(Web page and app entries)
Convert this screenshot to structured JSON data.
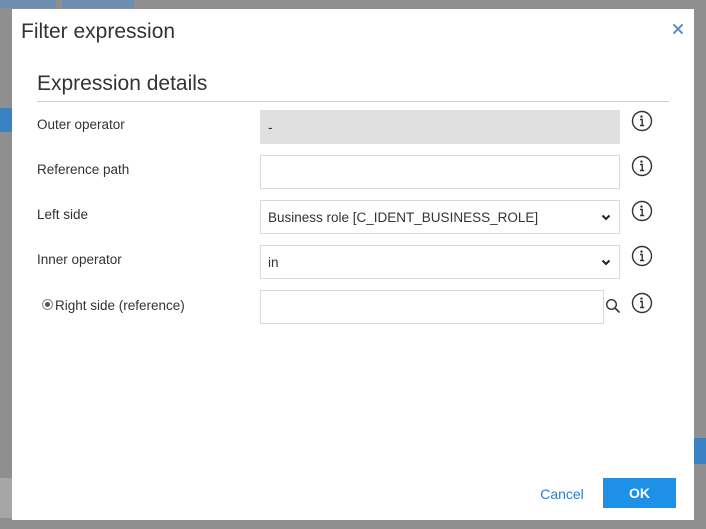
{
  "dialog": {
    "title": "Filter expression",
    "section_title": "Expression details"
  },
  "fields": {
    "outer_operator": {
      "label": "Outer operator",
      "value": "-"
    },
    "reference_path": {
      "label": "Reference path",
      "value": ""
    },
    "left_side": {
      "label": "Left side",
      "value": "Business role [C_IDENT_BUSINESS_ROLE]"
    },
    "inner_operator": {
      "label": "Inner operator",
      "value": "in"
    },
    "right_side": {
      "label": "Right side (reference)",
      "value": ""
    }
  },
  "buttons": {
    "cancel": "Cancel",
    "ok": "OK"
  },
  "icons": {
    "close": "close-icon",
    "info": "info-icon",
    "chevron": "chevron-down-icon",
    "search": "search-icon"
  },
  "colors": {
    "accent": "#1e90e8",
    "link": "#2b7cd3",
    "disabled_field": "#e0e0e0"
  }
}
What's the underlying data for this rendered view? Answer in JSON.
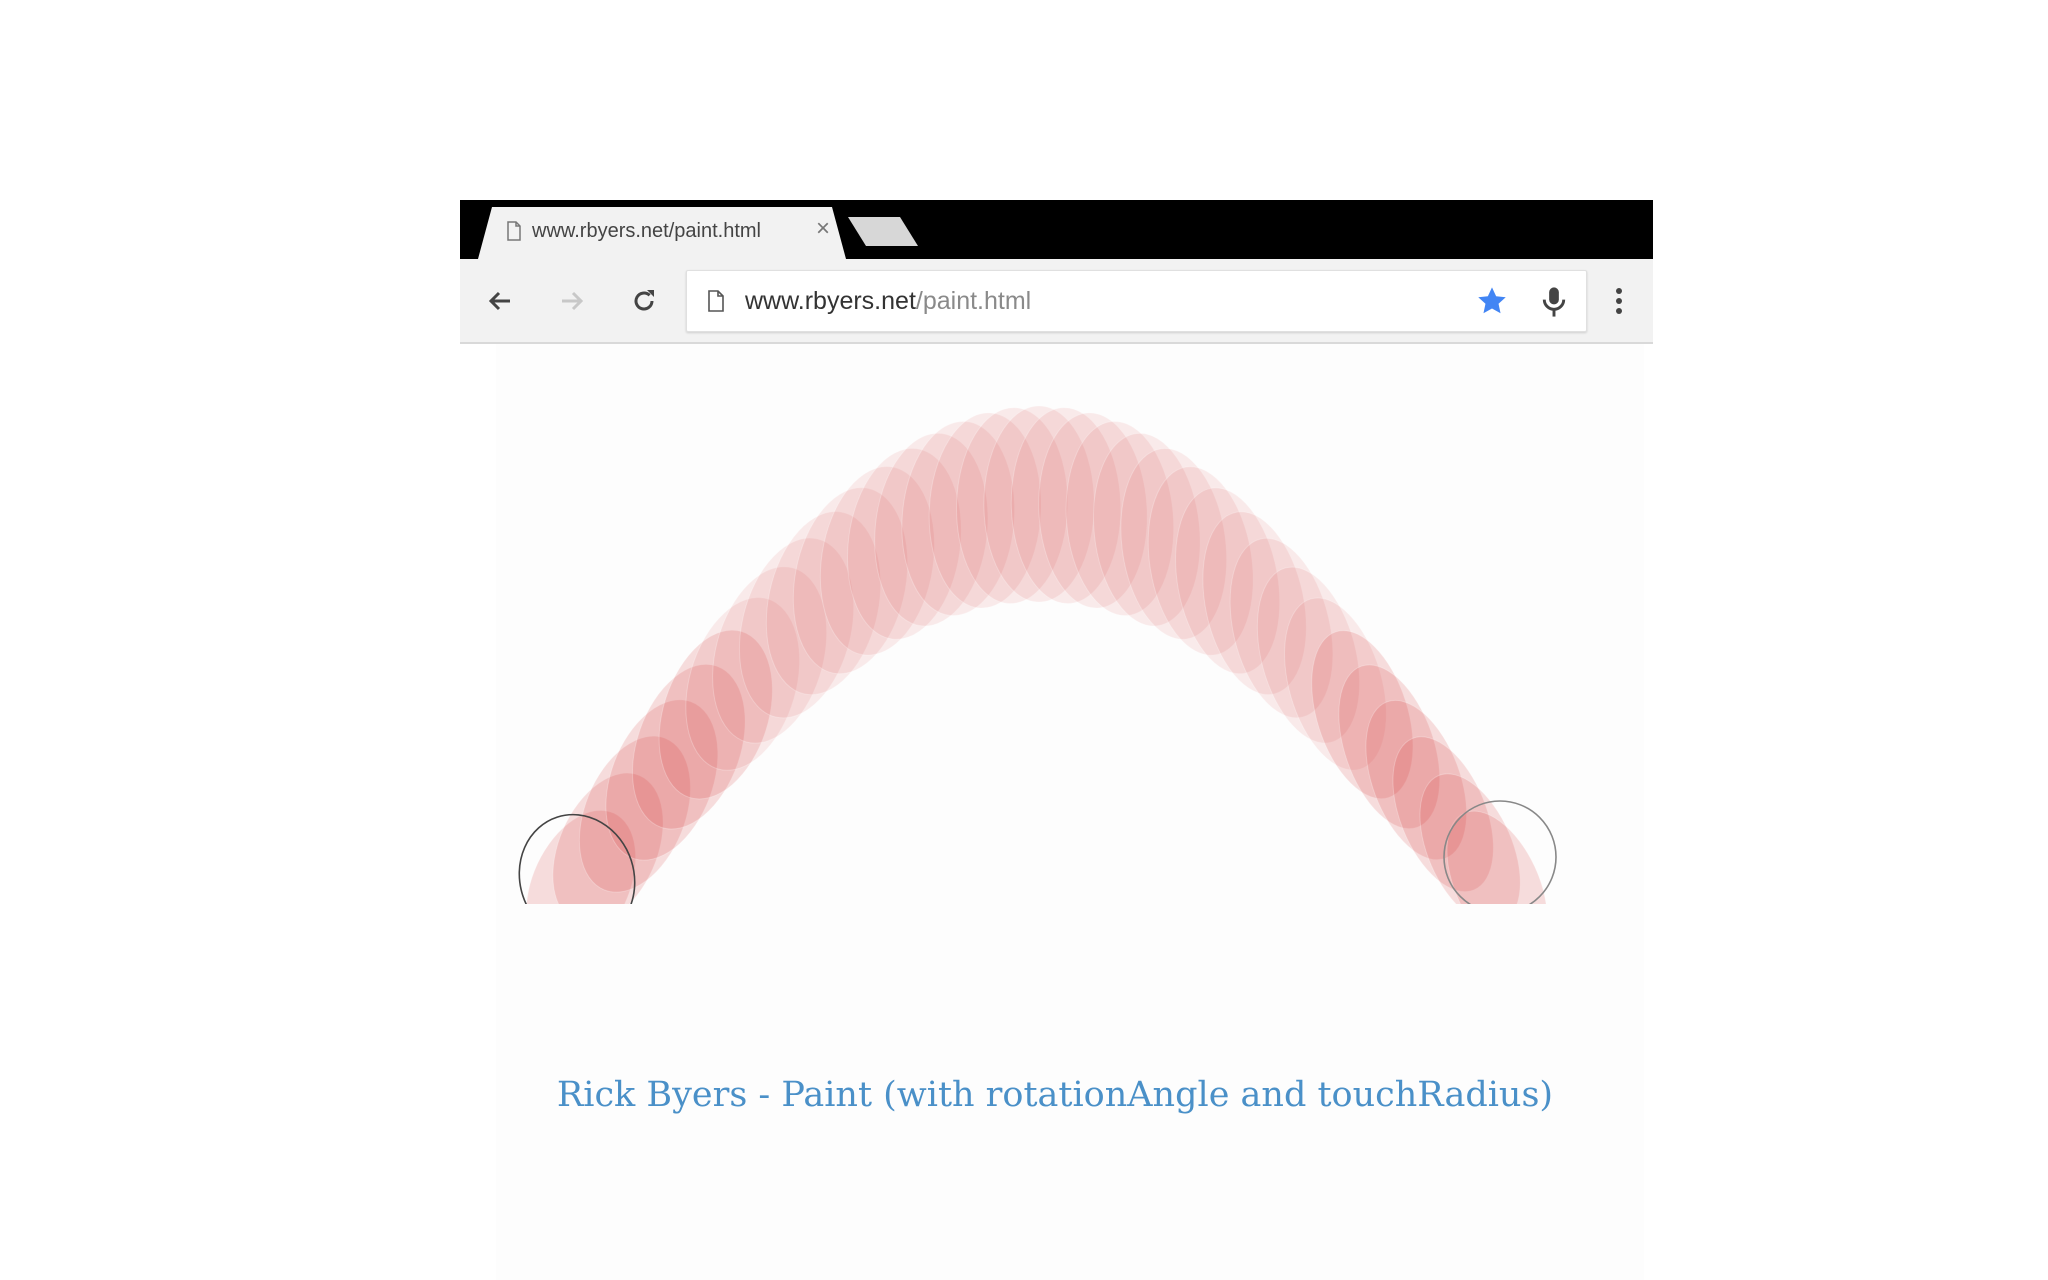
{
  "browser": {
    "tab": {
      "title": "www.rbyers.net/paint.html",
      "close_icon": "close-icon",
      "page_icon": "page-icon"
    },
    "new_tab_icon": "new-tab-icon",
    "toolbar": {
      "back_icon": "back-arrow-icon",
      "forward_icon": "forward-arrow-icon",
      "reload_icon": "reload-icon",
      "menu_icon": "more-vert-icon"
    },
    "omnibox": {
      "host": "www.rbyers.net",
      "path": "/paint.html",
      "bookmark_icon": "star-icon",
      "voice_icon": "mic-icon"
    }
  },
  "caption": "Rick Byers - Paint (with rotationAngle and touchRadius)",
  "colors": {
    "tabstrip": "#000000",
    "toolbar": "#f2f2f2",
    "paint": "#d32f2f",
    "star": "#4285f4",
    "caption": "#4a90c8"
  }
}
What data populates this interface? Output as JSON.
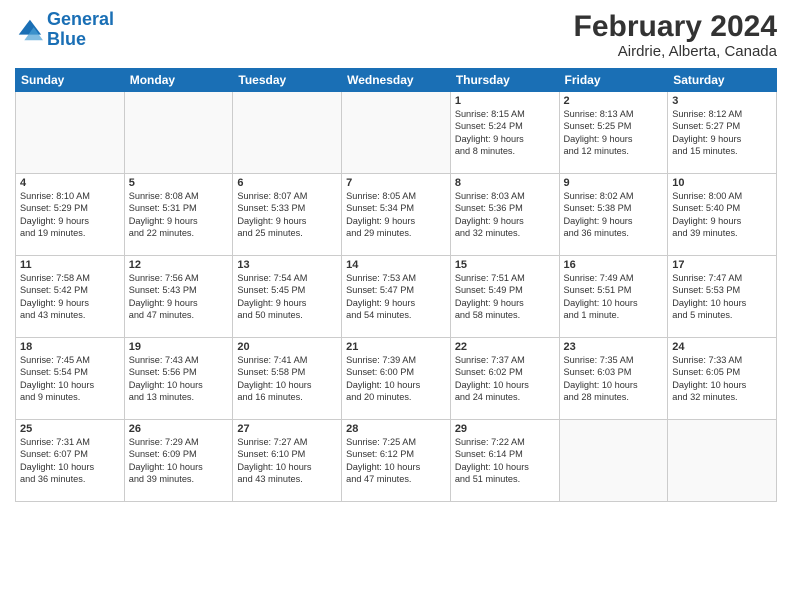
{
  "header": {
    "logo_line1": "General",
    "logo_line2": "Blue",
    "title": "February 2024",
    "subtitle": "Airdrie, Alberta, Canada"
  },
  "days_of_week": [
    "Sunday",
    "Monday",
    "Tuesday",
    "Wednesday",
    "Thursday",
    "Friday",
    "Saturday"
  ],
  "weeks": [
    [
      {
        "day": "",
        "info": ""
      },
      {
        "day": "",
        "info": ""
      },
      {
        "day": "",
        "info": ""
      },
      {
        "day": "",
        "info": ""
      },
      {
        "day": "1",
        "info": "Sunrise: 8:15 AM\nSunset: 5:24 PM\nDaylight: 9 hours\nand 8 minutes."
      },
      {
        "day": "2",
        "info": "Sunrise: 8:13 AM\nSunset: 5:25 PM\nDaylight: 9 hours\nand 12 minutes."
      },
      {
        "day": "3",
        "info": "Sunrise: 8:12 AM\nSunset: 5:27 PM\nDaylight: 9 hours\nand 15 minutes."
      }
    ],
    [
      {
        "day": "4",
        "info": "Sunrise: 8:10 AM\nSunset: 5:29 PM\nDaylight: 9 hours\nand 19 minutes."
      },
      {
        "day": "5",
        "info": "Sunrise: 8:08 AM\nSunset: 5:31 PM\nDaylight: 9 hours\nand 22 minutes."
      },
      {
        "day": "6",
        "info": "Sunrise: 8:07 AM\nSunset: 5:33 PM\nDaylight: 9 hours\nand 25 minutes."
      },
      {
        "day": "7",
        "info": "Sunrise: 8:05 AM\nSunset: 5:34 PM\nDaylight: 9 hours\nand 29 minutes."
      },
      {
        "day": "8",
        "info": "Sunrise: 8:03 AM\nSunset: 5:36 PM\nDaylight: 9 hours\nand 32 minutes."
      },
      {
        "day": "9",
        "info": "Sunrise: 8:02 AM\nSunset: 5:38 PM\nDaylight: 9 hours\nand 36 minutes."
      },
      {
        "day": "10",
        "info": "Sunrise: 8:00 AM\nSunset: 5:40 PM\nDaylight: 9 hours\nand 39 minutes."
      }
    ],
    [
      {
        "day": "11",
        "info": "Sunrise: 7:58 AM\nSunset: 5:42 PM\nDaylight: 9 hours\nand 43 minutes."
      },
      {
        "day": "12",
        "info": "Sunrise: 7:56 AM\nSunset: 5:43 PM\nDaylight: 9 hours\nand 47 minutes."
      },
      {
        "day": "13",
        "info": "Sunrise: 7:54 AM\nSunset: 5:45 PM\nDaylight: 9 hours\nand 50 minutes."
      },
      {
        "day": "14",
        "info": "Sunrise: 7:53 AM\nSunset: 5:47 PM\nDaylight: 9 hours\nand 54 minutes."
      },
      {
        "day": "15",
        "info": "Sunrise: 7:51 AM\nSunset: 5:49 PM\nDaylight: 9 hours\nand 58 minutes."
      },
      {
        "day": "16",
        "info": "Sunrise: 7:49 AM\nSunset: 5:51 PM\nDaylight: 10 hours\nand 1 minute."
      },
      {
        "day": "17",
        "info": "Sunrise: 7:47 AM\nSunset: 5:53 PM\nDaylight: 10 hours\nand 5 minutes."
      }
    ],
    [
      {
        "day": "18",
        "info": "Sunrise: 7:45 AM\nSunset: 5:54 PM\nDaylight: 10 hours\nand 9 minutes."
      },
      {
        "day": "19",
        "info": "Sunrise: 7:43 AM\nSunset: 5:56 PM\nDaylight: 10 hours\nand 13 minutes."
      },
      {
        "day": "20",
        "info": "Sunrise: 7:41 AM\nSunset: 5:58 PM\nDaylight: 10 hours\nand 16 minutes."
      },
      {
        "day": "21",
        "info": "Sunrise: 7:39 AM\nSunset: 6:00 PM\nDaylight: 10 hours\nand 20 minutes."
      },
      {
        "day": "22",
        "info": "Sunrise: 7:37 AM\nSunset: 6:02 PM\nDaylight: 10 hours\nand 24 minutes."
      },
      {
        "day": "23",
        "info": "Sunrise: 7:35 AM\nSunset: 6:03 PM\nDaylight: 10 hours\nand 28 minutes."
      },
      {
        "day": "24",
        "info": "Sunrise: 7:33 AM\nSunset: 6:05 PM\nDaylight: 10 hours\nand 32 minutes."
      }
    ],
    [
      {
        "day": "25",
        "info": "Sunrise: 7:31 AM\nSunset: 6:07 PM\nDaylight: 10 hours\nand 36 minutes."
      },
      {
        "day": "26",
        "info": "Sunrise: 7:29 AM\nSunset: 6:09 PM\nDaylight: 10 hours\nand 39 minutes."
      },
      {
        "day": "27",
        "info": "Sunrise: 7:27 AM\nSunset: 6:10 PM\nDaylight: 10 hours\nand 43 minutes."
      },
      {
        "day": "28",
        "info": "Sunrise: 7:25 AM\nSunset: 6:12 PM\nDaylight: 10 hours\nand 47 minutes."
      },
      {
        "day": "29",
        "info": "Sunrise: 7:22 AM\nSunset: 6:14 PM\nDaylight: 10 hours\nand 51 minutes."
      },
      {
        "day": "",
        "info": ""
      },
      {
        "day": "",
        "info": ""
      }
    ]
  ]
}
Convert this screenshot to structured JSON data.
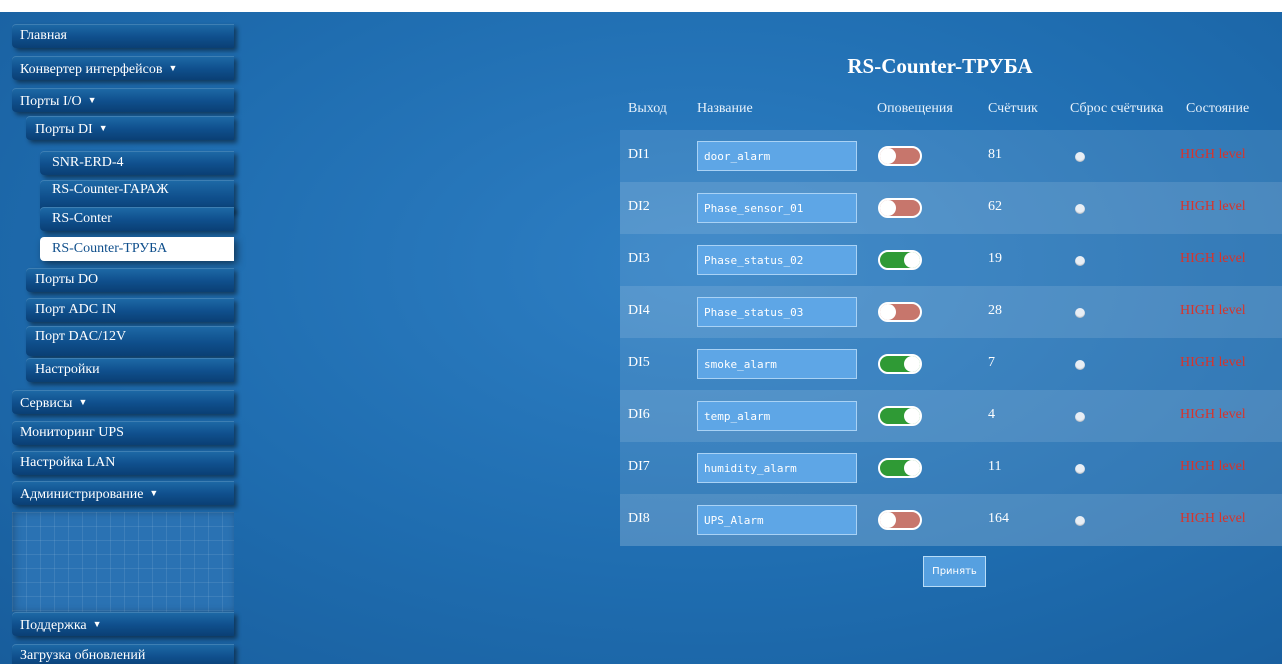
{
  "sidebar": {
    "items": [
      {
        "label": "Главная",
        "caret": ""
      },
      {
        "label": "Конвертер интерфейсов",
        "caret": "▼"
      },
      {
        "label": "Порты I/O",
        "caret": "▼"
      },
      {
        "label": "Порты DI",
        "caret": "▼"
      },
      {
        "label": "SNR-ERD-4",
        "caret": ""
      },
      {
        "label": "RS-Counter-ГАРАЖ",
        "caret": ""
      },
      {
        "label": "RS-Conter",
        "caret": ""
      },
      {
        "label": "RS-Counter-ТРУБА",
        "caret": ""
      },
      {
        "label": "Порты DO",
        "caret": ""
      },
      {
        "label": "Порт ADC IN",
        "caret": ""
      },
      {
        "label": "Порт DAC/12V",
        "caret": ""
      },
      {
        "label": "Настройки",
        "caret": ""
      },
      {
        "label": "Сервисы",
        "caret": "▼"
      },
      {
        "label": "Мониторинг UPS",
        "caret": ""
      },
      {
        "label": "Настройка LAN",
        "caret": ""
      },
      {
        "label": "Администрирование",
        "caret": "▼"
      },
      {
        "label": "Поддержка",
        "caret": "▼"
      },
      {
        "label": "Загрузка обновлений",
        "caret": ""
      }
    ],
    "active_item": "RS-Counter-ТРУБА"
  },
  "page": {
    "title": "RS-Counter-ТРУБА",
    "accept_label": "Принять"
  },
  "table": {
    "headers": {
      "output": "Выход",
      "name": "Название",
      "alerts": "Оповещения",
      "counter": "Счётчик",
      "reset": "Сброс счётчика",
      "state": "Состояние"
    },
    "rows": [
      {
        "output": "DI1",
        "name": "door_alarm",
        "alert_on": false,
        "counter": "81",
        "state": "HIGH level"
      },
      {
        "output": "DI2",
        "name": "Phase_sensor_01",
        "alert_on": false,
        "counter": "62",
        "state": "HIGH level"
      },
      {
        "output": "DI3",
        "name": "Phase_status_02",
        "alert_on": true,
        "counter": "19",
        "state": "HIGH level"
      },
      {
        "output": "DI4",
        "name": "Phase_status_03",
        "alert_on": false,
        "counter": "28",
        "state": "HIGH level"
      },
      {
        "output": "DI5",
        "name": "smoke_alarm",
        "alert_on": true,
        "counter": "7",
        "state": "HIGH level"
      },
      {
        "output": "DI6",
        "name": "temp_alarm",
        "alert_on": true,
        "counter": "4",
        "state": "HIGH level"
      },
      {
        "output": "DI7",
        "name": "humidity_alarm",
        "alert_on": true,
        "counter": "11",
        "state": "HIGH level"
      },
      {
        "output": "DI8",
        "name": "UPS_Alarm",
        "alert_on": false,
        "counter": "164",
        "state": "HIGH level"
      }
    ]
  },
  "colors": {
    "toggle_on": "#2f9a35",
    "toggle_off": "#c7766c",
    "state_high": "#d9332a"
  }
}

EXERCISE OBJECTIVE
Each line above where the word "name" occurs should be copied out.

ANSWER FOR THIS EXERCISE
      "name": "Название",
        "name": "door_alarm",
        "name": "Phase_sensor_01",
        "name": "Phase_status_02",
        "name": "Phase_status_03",
        "name": "smoke_alarm",
        "name": "temp_alarm",
        "name": "humidity_alarm",
        "name": "UPS_Alarm",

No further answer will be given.